Let's be frank. Managers at all levels are under a lot of pressure in this recession. Just yesterday we were at a party where a long-time friend, a senior exec at a major corporation, was present. In a brief conversation with his wife, she indicated that he had laid off 500 workers over the past few weeks, and she wasn't certain how he could handle the stress. Thankfully, for both the sake of employees as well as execs, there are very few of those settings. Responsibilities like that are one of the reasons many bosses lack significantly in transparency.
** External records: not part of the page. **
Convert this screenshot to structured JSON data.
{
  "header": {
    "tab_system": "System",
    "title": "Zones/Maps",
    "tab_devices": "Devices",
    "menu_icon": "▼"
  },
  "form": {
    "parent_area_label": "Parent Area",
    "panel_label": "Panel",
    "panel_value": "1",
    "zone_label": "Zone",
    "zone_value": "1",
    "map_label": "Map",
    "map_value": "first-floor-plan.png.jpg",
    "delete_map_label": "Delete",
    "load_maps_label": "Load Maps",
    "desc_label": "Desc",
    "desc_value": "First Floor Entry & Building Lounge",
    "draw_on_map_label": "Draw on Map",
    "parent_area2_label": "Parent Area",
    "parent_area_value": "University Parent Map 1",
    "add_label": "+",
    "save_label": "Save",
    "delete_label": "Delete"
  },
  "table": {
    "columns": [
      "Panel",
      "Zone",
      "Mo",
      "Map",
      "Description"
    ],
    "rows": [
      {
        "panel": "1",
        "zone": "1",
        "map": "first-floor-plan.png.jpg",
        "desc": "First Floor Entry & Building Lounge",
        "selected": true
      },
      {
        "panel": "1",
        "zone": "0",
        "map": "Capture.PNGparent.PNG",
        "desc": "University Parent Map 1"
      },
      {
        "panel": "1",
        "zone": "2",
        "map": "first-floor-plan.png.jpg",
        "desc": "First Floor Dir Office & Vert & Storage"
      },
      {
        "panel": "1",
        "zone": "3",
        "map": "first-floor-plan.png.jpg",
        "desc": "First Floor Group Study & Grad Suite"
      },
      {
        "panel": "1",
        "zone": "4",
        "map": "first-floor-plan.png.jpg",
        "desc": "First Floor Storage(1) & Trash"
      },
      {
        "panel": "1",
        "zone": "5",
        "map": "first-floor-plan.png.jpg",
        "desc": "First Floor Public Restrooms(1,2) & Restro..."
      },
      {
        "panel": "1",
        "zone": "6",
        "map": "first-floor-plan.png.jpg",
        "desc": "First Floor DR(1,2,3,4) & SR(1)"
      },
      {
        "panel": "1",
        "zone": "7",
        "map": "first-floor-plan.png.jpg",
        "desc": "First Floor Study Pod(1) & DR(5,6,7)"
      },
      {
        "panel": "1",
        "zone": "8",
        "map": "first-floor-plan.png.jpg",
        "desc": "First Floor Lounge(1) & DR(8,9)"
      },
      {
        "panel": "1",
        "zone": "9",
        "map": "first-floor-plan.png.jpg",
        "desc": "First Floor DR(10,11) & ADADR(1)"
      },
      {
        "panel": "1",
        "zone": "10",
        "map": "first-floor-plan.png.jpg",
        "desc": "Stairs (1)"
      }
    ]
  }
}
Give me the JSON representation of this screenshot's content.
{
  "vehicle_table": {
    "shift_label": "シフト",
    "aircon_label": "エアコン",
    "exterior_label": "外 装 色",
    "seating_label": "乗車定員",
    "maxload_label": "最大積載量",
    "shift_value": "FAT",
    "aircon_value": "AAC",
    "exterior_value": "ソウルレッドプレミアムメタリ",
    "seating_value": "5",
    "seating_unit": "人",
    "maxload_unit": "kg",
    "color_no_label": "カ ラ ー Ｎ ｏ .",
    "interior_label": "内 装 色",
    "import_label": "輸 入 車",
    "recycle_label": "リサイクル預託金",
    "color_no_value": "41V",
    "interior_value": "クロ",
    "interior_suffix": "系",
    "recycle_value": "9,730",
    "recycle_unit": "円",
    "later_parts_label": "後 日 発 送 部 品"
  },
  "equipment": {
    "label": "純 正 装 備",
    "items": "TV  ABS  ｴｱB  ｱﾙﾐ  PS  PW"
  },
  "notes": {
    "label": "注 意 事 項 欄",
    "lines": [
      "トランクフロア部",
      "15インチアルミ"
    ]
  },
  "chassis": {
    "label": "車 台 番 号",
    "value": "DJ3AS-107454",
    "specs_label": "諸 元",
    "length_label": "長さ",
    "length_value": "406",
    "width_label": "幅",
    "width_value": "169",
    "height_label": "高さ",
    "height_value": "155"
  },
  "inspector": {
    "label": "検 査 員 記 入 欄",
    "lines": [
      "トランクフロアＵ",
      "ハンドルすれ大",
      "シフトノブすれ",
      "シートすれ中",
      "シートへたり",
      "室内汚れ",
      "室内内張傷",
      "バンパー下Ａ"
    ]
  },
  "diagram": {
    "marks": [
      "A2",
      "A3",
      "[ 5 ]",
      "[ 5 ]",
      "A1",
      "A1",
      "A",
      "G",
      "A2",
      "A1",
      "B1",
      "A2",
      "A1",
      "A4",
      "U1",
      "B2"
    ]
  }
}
Still, the truth of the matter is that most of us, in a normal situation (whatever that is) would prefer our bosses to be more open with us. In a recent post, Lance Haun asked what some of us had learned about how to convince execs to be more transparent. Since my consulting relationship brings near automatic transparency, I hadn't thought about the issue, but I tossed a few comments into the hopper. After reflection I'm not so certain about some of them, but here's where I am now.
It's inevitable that when managers, no matter what their personality, are given power, they will become less focused on what others need in terms of openness or transparency--and that's a consistent research conclusion.
--asking about transparency is really about challenging a deeply held mental model about how the world of business works, a model that is gradually changing (more openness) in the new economy.
--transparency is a learned behavior. Most managers believe that power is fundamentally opaque so changing that model takes time.
--transparency is contextual. Managers will gradually be transparent with some and not with others--at least in some situations.
--trust is especially important to execs. They're not going to share info with people who have loose lips.
--some info simply can't be shared. I remember asking a question of Pat McGinnis, CEO of Ralston Purina, a guy I have a lot admiration for. He responded with a smile and a quick response, "Oh no. That's not information I'm going to share with you." And he explained why he couldn't. However, on other occasions, he was quite wiilling to share confidentialities about relevant issues, personnel, etc.
When there's info you want and you're not certain about whether your manager can or will give it to you, always give her an out when you ask for it. You might say something like, "I'm not certain you can share this info with me, but I'd like input about. . . . I need the info because. . . . And what I'd like to know is. . . ."
Most of the time I'm an incrementalist in my way of dealing with change. Go slowly, nudge the person occasionally, and keep it up until you get what you want, or you're told that dog won't hunt.